This boo! strategy may be creative but also oh, so…. so… amateurish. Who thought Macmillan would buy this scaredy tactic? Perhaps they should have threatened to buy all the copies and burn them all. The really funny ha!ha! part about this is despite the charge that the book contained “unauthorized disclosures of classified information” the formal State Department charges filed against Mr. Van Buren did not mention this and he was officially retired with full benefits. (See After a Year of Serious Roars and Growls, State Dept Officially Retires FSO-Non Grata Peter Van Buren).
We Meant Well is now on second edition on paperback and hardback. We understand that the book is also used as a text at colleges and at various US military schools but not/not at the Foreign Service Institute. This past April, Mr. Van Buren also published his new book, Ghosts of Tom Joad: A Story of the #99Percent. As Iraq falls apart, we thought we’d check on Mr. Van Buren. He told us there is no truth to the rumor that he will retitle WMW to “I Told You So.”
This is an old story, of course, that folks would like to forget. Dirty laundry aired so publicly, ugh! So most people have moved on, got awards, promotions, moved houses, new jobs, and sometimes, they may even end up as ambassador to places where people express dissent only in whispers and always off the record.
Perfection in the universe.
- Senate, Qatar linked to State Department employees’ feud (washingtonpost.com)
- White House addresses ambassador backlog (washingtonpost.com)
- The Odd Story of “Vetting/Scrubbing” the Tenure/Promotion of 1,800 Foreign Service Employees in the U.S. Senate (diplopundit.net)

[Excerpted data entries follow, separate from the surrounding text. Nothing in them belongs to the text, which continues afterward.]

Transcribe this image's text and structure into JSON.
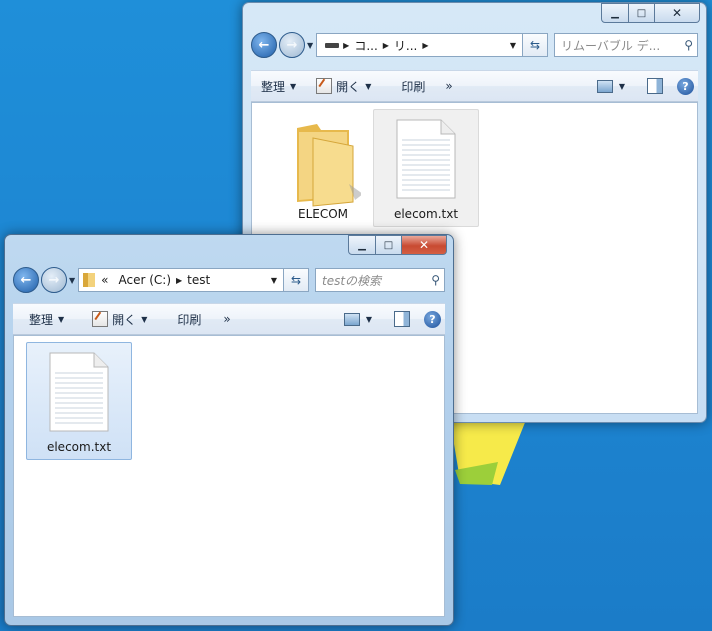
{
  "back_window": {
    "caption": {
      "minimize": "▁",
      "maximize": "□",
      "close": "✕"
    },
    "address": {
      "segments": [
        "コ...",
        "リ..."
      ]
    },
    "search_placeholder": "リムーバブル デ...",
    "toolbar": {
      "organize": "整理",
      "open": "開く",
      "print": "印刷",
      "more": "»"
    },
    "items": [
      {
        "name": "ELECOM",
        "icon": "folder-icon"
      },
      {
        "name": "elecom.txt",
        "icon": "text-document-icon"
      }
    ]
  },
  "front_window": {
    "caption": {
      "minimize": "▁",
      "maximize": "□",
      "close": "✕"
    },
    "address": {
      "prefix": "«",
      "segments": [
        "Acer (C:)",
        "test"
      ]
    },
    "search_placeholder": "testの検索",
    "toolbar": {
      "organize": "整理",
      "open": "開く",
      "print": "印刷",
      "more": "»"
    },
    "items": [
      {
        "name": "elecom.txt",
        "icon": "text-document-icon"
      }
    ]
  },
  "colors": {
    "desktop": "#1d86d2",
    "window_frame": "#b3d0ec",
    "selection": "#cfe1f6"
  }
}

- White House: Senate GOP harming national security by stalling ambassador nominations (rawstory.com)
- Obama Nominates Ambassadors to France and Ireland (nytimes.com)